  • The more you train in Systema the more you will be able to control any situation, regardless of the number of opponents, positions, types of attacks or weapons.

There is also further development to this drill.

  • You begin with your partners walking at you at normal speed, then they accelerate, and finally they begin to run at you.
  • This progression of speed will allow you to see that as the speed increases, your degree of fear and movement restriction increases too. Your goal is to realize that.
  • Note your restrictions while the opponents are only approaching you, not even striking and you are not striking back, which would challenge your reaction and coordination even more…

Redirecting

When the opponents come at you and try to strike or kick as well, one of the effective strategies is to redirect the attacks in such a way that the opponents always end up hitting each other. Imagine if you were to get hit by your friend each time you are supposed to work together. Psychologically, it is unexpected and quite frustrating. As a result, a conflict develops between the two friends/co-attackers and they start to watch each other more since they have a common “enemy” so to speak. This allows you to dissipate the confrontation.

  • Redirecting takes less physical effort than delivering strikes. Therefore, it is good to use that if you are tired, injured or wounded.
  • If you move unexpectedly for the attacker, your moves will work well.
  • All the movements should be smooth and continuous, steadily flowing from one partner to the next.
  • It is very important in training to proceed gradually to higher speeds and with calmness and control.
  • A word of caution here. When the work is quick, the danger for the attackers to get hit by the “friendly fire” is increased. During fast redirecting, fellow attackers can easily receive unexpected and unintended strikes from each other. This could lead to injuries, so be very careful when you practice redirecting.
  • Fundamental to Systema, is being in a normal and natural position without any stances and without fear or tension.  If you are able to  maintain that, your opponents will not be afraid of you and they will come up closer. They will be
    less prepared for your unexpected actions. Therefore, you have much more control over them.
More on this is topic is presented in BEAT THE ODDS DVD

Vladimir Vasiliev Born in Russia, Vladimir Vasiliev received intense combative training and profound Systema training from Mikhail Ryabko.

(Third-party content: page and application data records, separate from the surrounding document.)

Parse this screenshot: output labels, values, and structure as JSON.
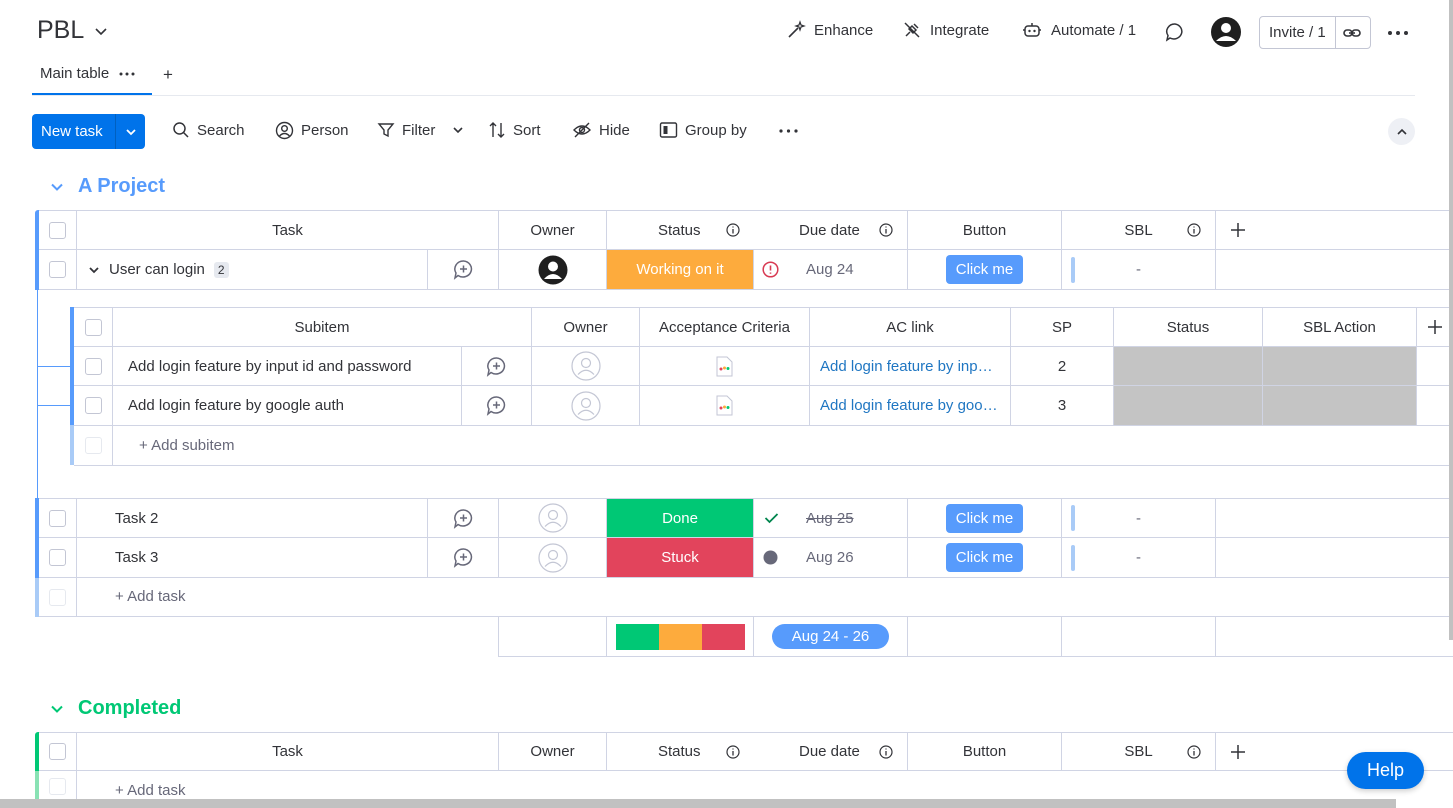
{
  "header": {
    "title": "PBL",
    "enhance": "Enhance",
    "integrate": "Integrate",
    "automate": "Automate / 1",
    "invite": "Invite / 1"
  },
  "tabs": {
    "main": "Main table",
    "add": "+"
  },
  "toolbar": {
    "new_task": "New task",
    "search": "Search",
    "person": "Person",
    "filter": "Filter",
    "sort": "Sort",
    "hide": "Hide",
    "group_by": "Group by"
  },
  "groups": [
    {
      "title": "A Project",
      "color": "#579bfc",
      "columns": {
        "task": "Task",
        "owner": "Owner",
        "status": "Status",
        "due": "Due date",
        "button": "Button",
        "sbl": "SBL"
      },
      "rows": [
        {
          "task": "User can login",
          "sub_count": "2",
          "status": "Working on it",
          "status_color": "#fdab3d",
          "due": "Aug 24",
          "button": "Click me",
          "sbl": "-"
        },
        {
          "task": "Task 2",
          "status": "Done",
          "status_color": "#00c875",
          "due": "Aug 25",
          "button": "Click me",
          "sbl": "-"
        },
        {
          "task": "Task 3",
          "status": "Stuck",
          "status_color": "#e2445c",
          "due": "Aug 26",
          "button": "Click me",
          "sbl": "-"
        }
      ],
      "subitems": {
        "columns": {
          "subitem": "Subitem",
          "owner": "Owner",
          "ac": "Acceptance Criteria",
          "ac_link": "AC link",
          "sp": "SP",
          "status": "Status",
          "sbl_action": "SBL Action"
        },
        "rows": [
          {
            "name": "Add login feature by input id and password",
            "link": "Add login feature by input id and password",
            "sp": "2"
          },
          {
            "name": "Add login feature by google auth",
            "link": "Add login feature by google auth",
            "sp": "3"
          }
        ],
        "add": "+ Add subitem"
      },
      "add_task": "+ Add task",
      "summary": {
        "date_range": "Aug 24 - 26",
        "status_colors": [
          "#00c875",
          "#fdab3d",
          "#e2445c"
        ]
      }
    },
    {
      "title": "Completed",
      "color": "#00c875",
      "columns": {
        "task": "Task",
        "owner": "Owner",
        "status": "Status",
        "due": "Due date",
        "button": "Button",
        "sbl": "SBL"
      },
      "add_task": "+ Add task"
    }
  ],
  "help": "Help"
}
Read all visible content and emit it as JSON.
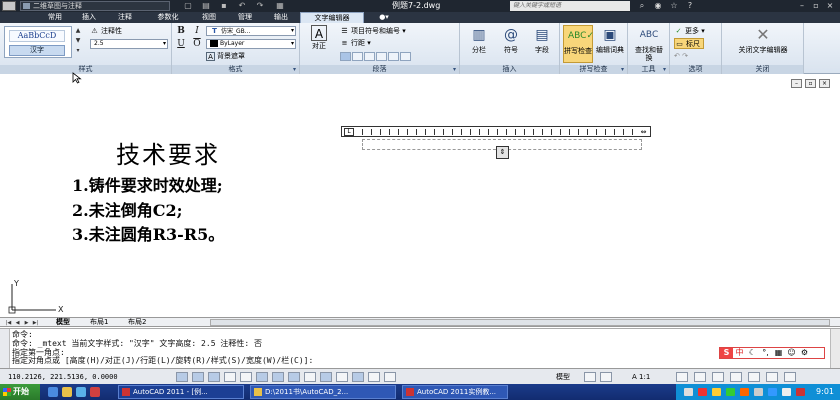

Vladimir moved to Canada, and in 1993 founded the first school of Russian Martial Art outside Russia - Systema Headquarters.

He has since personally trained and certified well over 700 qualified Russian Martial Art Systema instructors and schools in over 40 countries worldwide, and has produced an Award-Winning instructional film collection. Vladimir holds a number of government medals and awards including the Russian "Order of Duty and Honor" and the "Order of Loyalty". He offers regular training at his school in Toronto, at international seminars and camps, and through the Systema Video Program.